Gordon W. Bowie
Gordon W. Bowie, bass trombonist, composer and conductor, was director of the Montgomery Village Community Band in Montgomery County, Maryland. He was bass trombonist for the Virginia Grand Military Band, Legacy Brass and other DC area ensembles. In addition, for the 1999-2000 school year he served as band and orchestra director for St. Stephen’s and St. Agnes Schools in Alexandria, Virginia.
Dr. Bowie was for many years Principal and Bass Trombonist of the Bangor Symphony Orchestra, a post which he left in September, 1997, to relocate to the Washington, DC, area. In his position with the Bangor Symphony, he garnered more than thirty years' orchestral experience under four music directors and numerous guest conductors, playing the standard orchestral repertoire.
For the twelve years from 1985 through 1997 he was also Conductor of the Bangor Band, a semi-professional New England Town Band said to be the second oldest continuous community band in the nation.
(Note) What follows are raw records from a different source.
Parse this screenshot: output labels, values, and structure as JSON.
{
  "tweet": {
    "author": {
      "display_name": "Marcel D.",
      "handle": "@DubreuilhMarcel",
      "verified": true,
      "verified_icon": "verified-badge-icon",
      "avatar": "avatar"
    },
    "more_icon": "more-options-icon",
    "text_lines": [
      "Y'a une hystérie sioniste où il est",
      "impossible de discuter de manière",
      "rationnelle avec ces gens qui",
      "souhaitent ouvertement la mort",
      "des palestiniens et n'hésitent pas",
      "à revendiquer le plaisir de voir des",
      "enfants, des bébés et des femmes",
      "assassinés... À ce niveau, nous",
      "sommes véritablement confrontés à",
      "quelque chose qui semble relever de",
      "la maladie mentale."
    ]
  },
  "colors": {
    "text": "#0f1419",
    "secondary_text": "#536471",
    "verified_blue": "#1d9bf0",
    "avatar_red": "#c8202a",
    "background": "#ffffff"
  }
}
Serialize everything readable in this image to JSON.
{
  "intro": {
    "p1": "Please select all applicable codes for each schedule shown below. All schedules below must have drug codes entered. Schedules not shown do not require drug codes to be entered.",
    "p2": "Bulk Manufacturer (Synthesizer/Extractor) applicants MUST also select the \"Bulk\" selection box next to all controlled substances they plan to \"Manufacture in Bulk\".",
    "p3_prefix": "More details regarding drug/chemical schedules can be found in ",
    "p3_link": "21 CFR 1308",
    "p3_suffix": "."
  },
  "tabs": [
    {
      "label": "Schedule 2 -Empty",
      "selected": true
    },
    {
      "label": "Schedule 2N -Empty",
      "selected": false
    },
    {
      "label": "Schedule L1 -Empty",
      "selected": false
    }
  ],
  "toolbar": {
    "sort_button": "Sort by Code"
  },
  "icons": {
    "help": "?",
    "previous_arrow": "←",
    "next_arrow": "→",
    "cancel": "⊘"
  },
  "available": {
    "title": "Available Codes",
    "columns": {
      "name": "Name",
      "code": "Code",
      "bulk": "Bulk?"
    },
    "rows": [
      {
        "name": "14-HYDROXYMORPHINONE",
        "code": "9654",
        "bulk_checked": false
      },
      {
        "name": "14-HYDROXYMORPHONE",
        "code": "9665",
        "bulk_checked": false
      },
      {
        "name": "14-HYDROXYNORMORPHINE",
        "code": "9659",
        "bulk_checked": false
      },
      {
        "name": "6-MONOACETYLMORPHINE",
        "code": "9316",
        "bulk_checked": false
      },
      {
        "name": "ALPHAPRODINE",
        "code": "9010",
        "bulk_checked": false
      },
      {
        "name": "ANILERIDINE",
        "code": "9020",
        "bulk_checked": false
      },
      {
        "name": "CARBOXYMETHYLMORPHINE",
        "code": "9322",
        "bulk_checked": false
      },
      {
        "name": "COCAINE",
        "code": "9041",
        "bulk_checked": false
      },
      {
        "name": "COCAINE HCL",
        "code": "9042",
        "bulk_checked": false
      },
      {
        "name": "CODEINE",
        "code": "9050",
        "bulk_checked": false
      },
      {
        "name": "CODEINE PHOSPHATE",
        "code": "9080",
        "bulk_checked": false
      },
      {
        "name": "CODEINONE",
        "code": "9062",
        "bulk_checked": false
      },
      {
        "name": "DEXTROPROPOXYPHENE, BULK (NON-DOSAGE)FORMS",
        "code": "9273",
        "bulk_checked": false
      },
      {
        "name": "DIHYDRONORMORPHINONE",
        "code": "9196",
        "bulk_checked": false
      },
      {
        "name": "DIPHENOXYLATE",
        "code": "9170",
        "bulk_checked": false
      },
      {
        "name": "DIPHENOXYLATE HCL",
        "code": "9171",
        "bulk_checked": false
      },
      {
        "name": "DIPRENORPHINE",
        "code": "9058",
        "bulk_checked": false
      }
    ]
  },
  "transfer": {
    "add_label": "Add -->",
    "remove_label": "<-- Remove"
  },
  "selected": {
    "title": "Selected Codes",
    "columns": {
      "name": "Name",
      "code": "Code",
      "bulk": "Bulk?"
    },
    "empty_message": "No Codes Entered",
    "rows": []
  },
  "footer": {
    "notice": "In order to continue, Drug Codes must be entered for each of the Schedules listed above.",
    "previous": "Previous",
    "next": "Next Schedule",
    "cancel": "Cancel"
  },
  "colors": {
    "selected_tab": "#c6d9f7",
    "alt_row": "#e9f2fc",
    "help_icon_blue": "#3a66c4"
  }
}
One hundred-thirty-eight years old in the summer of 1997, the Bangor Band under Dr. Bowie performed year around with a mixed repertoire including band classics, overtures and transcriptions as well as popular tunes, movies and show music, patriotic music and Dixieland. A specialty of the Bangor Band under Dr. Bowie was the music of R.B. Hall, Maine's own march composer who was a contemporary of John Philip Sousa.
Dr. Bowie earned a BA (Music) from Colby College, MMED (Winds and Percussion) from the University of Colorado, and Ph.D. (Music) from the University of Maine, where the subject of his dissertation was R.B. Hall and the Community Bands of Maine. He taught music and bands at all levels, elementary through college, including seven years at Colby College in Waterville, Maine, where he was band director. He was Trombone Instructor at the University of Maine at Augusta during 1996 and 1997.
His many compositions include pieces for band, trombone, string orchestra, brass ensembles, and a large variety of other chamber music. He was a performing arts copyright specialist for the Library of Congress, as well as founder of Serendipity Press, a publisher of brass and woodwind solo and ensemble music with nationwide distribution.
He died on January 5, 2012, after a long struggle with prostate cancer.